Hendrickson was 4-8 with a 3.81 ERA in 13 starts.The 32-year-old lefty held opponents to a .241 batting average. Hall hit .231 with eight home runs and 23 RBIs for the last-place Devil Rays. He has thrown out 35 percent of would-be basestealers in his career. Seo, traded from the Mets to the Dodgers in the off-season, was 2-4 with a 5.78 ERA.The righty is 24-26 with a 4.13 ERA lifetime. Navarro hit .280 with two homers and eight RBI for the Dodgers before injuring his right wrist on May 5. He was sent to Triple-A after being activated from the disabled list.
NFL ADDS AMPHETAMINES TO STEROIDS POLICY The NFL has toughened up its drug policy, adding amphetamines to the list of banned performance-enhancers starting in 2007. Amphetamines were previously listed as a “substance-abuse drug,” but are now in the same category as steroids and other enhancers that carry much stronger penalties. Next year will serve as a transition year, where a first positive test would bring a warning and put a player into the drug program.
But in 2007, amphetamines will be tested for on a regular basis.

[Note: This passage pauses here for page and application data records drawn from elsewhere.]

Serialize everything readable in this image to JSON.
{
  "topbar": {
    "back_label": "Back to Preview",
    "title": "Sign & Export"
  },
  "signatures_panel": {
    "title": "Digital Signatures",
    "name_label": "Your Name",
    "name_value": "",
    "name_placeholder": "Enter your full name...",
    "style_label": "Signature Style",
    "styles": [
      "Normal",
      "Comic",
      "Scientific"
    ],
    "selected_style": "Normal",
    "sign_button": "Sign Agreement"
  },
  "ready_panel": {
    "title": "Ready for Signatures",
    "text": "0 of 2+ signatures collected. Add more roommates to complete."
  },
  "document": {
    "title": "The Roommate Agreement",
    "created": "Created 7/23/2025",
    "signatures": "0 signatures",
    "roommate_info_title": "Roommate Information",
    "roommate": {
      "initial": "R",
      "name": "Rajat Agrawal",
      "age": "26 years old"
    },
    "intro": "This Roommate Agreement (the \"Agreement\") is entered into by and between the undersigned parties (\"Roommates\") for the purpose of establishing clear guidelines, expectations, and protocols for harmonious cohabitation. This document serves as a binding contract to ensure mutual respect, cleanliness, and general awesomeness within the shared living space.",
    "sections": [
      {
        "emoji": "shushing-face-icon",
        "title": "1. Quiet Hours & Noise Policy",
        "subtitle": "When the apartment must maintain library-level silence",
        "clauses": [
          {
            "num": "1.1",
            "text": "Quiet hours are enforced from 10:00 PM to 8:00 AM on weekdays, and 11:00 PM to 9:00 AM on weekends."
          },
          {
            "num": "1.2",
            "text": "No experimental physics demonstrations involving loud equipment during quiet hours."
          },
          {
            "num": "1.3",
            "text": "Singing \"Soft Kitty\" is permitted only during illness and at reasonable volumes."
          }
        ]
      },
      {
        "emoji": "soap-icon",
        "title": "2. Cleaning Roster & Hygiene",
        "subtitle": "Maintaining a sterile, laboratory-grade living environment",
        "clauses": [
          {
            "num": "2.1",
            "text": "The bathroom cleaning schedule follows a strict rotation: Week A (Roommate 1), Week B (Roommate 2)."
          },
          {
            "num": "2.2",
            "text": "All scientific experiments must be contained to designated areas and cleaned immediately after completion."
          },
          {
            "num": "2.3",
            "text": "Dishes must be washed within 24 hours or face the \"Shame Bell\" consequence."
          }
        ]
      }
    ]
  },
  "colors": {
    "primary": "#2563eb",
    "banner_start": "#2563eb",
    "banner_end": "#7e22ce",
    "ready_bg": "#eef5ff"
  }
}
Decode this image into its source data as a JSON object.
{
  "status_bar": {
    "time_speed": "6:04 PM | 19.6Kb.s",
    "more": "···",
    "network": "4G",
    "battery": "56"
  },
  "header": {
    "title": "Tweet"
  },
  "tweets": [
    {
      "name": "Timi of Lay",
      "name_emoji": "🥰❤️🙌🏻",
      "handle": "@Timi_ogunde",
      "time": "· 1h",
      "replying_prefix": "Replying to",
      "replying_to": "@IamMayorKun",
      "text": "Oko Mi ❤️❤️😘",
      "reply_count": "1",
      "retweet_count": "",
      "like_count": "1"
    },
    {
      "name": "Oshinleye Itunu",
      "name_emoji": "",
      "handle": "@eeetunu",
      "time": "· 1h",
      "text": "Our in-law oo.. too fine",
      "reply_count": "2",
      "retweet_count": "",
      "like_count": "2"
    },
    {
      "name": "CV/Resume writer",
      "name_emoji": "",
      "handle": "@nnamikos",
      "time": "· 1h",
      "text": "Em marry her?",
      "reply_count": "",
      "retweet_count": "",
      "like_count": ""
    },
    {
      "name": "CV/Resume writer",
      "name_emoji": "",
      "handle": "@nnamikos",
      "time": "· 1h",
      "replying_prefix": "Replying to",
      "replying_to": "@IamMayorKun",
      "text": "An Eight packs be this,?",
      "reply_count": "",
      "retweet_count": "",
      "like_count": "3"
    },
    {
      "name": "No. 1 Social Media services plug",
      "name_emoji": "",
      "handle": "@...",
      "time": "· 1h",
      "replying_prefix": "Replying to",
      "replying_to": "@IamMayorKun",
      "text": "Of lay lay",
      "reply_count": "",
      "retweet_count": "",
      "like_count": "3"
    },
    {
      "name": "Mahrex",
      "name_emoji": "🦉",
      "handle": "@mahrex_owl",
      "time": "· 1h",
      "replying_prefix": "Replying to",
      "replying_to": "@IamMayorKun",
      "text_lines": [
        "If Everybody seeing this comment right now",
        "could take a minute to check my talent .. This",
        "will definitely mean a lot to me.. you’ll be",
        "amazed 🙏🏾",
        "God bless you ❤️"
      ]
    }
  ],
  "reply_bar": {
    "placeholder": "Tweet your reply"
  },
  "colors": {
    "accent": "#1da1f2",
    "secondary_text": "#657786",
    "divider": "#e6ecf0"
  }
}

A first positive test will result in a four-game suspension, the same penalty now levied for positive steroids tests. Major League Baseball also started testing for amphetamines this season as part of its steroids policy.
In addition to the amphetamines change, the penalty for a second positive test for performance-enhancing drugs was increased from six to eight games.
– Associated Press